Child of DarknessPosted: 2007/02/13
Furui, Yoshikicki. Child of Darkness; Yoko and Other Stories. Ann Arbor: University of Michigan, 1997.
I’ll be the first to admit it. In the beginning pages I wasn’t connecting to this book at all. The first story, “Yoko”, opens with a nameless, faceless, ageless man hurrying down a mountain. He comes across a women sitting on a rock in a ravine. She’s stuck, not by a force of nature, but a force of her own mind. She can’t move from her perch and needs him to help her get down. Later she blames the incident on acrophobia. What’s interesting is this is the one place in the entire story where the same scene is described from both her and his point of view. Later her issues are only described as an “illness” and the word acrophobia never resurfaces. It is suspected that the illness is shrouded in vagrity because the Japanese view mental illness as a taboo subject. Yoko is a strange woman. Sane one minute, paralyzed by her illness the next. The rest of the story is how the nameless, faceless (now we know he is young) man copes with a relationship with Yoko. Half accepting her mental state as is, half wanting to “cure” her.

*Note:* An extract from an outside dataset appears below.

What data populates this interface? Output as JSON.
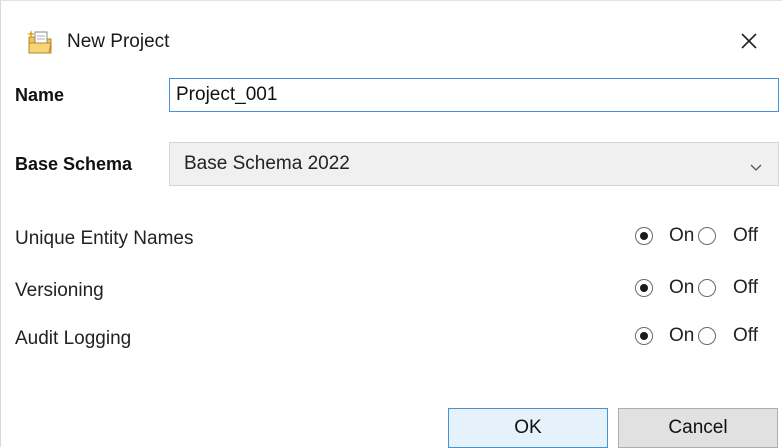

The next story also deals with mental illness but from the perspective of someone who is dying of cancer (also a taboo subject in Japan). I am more sympathetic towards the cancer victim. There is a sense of insanity when you have been told you have the disease. I can only imagine what depths your psyche would sink to when you are told it’s terminal.
The third and final story is also about sinking into insanity. This time a
These stories, translated by Donna George Storey, also includes her critiques. It’s interesting to rewalk the stories with an analytical map. It’s like seeing a city for the second time after you learn it’s history. Everything looks different.
BookLust Twist: Under the heading “Japan Fiction” Nancy Pearl calls Child of Darkness “dark.” Yup (p. 32).